YOUR ASSIGNMENT:
Your answer should reproduce the full set of records exactly as given.

* * * *

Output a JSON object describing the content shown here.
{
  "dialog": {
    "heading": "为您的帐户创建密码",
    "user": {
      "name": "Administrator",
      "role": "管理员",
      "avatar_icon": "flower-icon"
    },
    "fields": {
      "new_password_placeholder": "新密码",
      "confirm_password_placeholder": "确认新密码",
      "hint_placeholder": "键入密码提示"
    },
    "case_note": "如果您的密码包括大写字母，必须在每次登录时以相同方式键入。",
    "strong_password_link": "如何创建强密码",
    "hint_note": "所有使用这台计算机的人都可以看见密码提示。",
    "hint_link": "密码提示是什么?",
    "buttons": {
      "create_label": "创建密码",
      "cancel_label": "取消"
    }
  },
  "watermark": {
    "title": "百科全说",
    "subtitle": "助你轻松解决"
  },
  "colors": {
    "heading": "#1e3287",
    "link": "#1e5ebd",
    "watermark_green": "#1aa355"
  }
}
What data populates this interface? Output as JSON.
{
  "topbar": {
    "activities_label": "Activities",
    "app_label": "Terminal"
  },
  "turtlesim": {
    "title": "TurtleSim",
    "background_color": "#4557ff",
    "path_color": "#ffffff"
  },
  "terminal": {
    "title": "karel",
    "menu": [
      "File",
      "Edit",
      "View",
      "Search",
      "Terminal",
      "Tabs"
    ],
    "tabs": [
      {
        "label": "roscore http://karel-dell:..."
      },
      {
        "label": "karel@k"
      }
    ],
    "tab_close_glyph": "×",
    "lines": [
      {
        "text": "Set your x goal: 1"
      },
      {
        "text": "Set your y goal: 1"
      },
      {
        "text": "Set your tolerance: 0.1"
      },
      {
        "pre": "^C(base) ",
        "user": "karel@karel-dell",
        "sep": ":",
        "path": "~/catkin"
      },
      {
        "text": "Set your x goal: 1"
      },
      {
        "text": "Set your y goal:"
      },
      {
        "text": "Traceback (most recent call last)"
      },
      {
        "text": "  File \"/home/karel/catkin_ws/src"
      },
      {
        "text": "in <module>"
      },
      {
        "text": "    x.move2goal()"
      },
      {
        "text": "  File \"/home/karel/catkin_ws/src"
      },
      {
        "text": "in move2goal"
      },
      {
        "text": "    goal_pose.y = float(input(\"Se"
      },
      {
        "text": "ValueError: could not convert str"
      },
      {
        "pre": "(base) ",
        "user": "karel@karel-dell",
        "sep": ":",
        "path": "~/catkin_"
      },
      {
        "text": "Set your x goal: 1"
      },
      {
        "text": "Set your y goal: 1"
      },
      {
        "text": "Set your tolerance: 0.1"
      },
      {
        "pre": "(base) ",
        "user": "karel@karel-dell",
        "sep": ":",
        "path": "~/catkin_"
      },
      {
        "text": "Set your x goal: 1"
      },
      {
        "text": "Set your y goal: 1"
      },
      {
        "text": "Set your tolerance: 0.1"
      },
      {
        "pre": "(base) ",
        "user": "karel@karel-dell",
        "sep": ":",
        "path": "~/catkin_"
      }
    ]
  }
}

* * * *

SOLVED EXERCISE:
Output a JSON object describing the content shown here.
{
  "dialog": {
    "heading": "为您的帐户创建密码",
    "user": {
      "name": "Administrator",
      "role": "管理员",
      "avatar_icon": "flower-icon"
    },
    "fields": {
      "new_password_placeholder": "新密码",
      "confirm_password_placeholder": "确认新密码",
      "hint_placeholder": "键入密码提示"
    },
    "case_note": "如果您的密码包括大写字母，必须在每次登录时以相同方式键入。",
    "strong_password_link": "如何创建强密码",
    "hint_note": "所有使用这台计算机的人都可以看见密码提示。",
    "hint_link": "密码提示是什么?",
    "buttons": {
      "create_label": "创建密码",
      "cancel_label": "取消"
    }
  },
  "watermark": {
    "title": "百科全说",
    "subtitle": "助你轻松解决"
  },
  "colors": {
    "heading": "#1e3287",
    "link": "#1e5ebd",
    "watermark_green": "#1aa355"
  }
}
What data populates this interface? Output as JSON.
{
  "topbar": {
    "activities_label": "Activities",
    "app_label": "Terminal"
  },
  "turtlesim": {
    "title": "TurtleSim",
    "background_color": "#4557ff",
    "path_color": "#ffffff"
  },
  "terminal": {
    "title": "karel",
    "menu": [
      "File",
      "Edit",
      "View",
      "Search",
      "Terminal",
      "Tabs"
    ],
    "tabs": [
      {
        "label": "roscore http://karel-dell:..."
      },
      {
        "label": "karel@k"
      }
    ],
    "tab_close_glyph": "×",
    "lines": [
      {
        "text": "Set your x goal: 1"
      },
      {
        "text": "Set your y goal: 1"
      },
      {
        "text": "Set your tolerance: 0.1"
      },
      {
        "pre": "^C(base) ",
        "user": "karel@karel-dell",
        "sep": ":",
        "path": "~/catkin"
      },
      {
        "text": "Set your x goal: 1"
      },
      {
        "text": "Set your y goal:"
      },
      {
        "text": "Traceback (most recent call last)"
      },
      {
        "text": "  File \"/home/karel/catkin_ws/src"
      },
      {
        "text": "in <module>"
      },
      {
        "text": "    x.move2goal()"
      },
      {
        "text": "  File \"/home/karel/catkin_ws/src"
      },
      {
        "text": "in move2goal"
      },
      {
        "text": "    goal_pose.y = float(input(\"Se"
      },
      {
        "text": "ValueError: could not convert str"
      },
      {
        "pre": "(base) ",
        "user": "karel@karel-dell",
        "sep": ":",
        "path": "~/catkin_"
      },
      {
        "text": "Set your x goal: 1"
      },
      {
        "text": "Set your y goal: 1"
      },
      {
        "text": "Set your tolerance: 0.1"
      },
      {
        "pre": "(base) ",
        "user": "karel@karel-dell",
        "sep": ":",
        "path": "~/catkin_"
      },
      {
        "text": "Set your x goal: 1"
      },
      {
        "text": "Set your y goal: 1"
      },
      {
        "text": "Set your tolerance: 0.1"
      },
      {
        "pre": "(base) ",
        "user": "karel@karel-dell",
        "sep": ":",
        "path": "~/catkin_"
      }
    ]
  }
}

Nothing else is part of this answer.